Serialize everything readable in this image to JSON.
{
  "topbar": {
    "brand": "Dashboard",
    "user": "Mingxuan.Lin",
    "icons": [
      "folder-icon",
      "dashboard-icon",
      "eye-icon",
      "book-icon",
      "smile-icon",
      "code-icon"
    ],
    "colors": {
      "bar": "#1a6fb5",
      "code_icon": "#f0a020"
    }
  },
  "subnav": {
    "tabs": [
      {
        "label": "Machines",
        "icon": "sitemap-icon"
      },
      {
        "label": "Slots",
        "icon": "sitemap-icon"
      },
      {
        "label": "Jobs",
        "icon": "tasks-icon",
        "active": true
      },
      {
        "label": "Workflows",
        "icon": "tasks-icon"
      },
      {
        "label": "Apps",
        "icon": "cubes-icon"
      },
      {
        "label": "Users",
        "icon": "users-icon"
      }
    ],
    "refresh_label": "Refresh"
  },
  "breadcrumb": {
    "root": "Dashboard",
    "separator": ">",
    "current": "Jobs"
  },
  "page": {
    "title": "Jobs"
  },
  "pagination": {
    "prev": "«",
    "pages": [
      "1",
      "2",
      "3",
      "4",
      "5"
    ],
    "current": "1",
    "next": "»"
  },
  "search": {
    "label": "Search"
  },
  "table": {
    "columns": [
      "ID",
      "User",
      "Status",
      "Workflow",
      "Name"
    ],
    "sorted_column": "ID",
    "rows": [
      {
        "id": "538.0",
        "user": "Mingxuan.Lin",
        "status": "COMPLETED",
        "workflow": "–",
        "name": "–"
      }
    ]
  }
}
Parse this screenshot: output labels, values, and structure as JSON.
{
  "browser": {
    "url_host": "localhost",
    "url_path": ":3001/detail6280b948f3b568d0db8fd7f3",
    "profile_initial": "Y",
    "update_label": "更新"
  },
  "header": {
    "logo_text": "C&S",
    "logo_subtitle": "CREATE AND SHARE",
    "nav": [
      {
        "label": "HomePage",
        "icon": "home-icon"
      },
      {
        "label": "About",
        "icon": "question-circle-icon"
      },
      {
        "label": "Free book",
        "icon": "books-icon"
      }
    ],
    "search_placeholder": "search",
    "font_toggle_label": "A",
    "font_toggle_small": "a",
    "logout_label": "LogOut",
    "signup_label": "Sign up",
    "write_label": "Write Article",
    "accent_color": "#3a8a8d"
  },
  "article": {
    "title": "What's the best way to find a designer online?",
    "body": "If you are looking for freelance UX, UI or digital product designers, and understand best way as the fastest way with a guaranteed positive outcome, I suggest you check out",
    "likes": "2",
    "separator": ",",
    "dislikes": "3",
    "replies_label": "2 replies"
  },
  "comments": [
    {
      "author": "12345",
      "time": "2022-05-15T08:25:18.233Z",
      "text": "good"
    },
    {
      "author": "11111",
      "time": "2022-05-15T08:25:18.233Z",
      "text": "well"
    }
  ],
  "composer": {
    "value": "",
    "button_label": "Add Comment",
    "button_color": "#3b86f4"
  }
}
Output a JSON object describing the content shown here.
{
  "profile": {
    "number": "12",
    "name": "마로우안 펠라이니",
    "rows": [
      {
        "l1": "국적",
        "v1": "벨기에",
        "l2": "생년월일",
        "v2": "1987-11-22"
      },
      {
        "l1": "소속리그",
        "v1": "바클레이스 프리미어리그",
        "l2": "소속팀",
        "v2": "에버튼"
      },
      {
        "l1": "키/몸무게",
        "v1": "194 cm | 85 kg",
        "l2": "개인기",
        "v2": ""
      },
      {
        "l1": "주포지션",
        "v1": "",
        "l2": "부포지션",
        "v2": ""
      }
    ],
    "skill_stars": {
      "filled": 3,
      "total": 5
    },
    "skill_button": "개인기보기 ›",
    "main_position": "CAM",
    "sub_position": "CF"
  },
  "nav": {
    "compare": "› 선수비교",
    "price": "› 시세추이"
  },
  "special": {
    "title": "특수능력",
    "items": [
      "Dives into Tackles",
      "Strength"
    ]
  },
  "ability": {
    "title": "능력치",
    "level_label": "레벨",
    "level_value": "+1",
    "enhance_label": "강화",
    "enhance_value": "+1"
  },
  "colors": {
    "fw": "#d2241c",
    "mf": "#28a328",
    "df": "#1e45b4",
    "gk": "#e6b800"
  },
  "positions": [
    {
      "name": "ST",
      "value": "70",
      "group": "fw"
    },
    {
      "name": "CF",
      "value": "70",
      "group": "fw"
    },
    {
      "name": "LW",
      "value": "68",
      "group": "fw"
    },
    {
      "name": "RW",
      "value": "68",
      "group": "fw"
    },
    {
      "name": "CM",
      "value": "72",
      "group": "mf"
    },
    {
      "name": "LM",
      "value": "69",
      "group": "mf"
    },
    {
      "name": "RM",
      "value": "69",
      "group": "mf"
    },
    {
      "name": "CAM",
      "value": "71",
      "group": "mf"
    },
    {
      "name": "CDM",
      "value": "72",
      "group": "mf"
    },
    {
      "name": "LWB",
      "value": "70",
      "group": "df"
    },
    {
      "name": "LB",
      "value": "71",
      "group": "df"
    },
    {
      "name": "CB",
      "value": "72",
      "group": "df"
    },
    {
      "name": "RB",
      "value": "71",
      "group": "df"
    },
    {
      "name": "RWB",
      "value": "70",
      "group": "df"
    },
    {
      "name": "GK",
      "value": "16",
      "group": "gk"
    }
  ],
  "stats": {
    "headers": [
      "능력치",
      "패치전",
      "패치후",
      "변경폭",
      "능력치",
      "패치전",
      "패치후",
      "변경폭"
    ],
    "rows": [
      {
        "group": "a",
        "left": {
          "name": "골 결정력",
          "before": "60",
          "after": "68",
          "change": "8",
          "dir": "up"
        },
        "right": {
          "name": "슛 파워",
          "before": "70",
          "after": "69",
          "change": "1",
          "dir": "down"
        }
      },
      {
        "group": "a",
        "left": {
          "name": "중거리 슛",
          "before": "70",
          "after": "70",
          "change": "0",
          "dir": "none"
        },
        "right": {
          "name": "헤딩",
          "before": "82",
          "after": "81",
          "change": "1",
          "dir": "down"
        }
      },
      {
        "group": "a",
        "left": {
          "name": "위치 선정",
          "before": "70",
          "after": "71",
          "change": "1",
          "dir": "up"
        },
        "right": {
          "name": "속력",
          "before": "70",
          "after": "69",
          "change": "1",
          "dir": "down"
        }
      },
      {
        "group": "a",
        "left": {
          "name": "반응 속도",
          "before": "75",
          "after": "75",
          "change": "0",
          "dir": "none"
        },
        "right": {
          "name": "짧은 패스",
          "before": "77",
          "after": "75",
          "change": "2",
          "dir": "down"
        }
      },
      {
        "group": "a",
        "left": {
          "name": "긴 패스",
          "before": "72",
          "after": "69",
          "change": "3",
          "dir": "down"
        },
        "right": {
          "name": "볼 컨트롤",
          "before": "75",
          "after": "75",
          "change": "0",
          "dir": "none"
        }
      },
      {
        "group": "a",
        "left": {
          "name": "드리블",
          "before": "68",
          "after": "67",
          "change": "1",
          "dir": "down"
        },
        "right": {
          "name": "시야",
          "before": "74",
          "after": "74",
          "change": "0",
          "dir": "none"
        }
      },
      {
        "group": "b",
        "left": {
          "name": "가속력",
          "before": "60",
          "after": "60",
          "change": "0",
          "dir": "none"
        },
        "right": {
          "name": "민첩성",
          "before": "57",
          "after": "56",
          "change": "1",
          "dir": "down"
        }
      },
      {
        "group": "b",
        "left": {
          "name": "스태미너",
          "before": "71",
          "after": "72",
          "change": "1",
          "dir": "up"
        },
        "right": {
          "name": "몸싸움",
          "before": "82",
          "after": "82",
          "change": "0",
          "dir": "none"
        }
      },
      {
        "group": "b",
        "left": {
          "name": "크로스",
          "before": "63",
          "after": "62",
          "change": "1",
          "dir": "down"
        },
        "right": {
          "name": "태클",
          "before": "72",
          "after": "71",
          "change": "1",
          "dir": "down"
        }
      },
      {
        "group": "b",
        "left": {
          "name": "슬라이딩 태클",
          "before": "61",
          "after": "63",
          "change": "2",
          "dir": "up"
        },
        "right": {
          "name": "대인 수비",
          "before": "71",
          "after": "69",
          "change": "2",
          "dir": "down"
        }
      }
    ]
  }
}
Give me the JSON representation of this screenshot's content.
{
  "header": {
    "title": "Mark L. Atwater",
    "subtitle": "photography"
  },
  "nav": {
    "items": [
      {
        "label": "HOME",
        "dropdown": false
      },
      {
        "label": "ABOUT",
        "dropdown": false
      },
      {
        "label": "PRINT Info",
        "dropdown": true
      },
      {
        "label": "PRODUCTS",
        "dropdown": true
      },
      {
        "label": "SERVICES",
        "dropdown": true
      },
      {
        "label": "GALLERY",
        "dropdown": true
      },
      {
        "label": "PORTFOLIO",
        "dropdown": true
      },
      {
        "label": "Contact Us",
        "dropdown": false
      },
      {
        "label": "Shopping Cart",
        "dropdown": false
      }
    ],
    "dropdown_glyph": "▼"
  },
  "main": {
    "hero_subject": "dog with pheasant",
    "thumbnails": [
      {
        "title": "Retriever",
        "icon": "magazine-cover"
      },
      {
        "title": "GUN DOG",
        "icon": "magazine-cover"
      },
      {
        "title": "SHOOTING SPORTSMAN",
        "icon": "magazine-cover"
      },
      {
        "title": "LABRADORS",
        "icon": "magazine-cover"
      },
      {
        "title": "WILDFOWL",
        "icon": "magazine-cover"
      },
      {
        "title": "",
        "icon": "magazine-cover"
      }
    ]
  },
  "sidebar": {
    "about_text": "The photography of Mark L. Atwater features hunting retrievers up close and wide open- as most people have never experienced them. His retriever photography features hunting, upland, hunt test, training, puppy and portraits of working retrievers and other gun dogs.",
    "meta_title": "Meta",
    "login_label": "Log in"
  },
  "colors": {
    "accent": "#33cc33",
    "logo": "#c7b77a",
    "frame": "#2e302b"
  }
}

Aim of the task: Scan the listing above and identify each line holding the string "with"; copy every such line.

Answer section:
    "body": "If you are looking for freelance UX, UI or digital product designers, and understand best way as the fastest way with a guaranteed positive outcome, I suggest you check out",
    "hero_subject": "dog with pheasant",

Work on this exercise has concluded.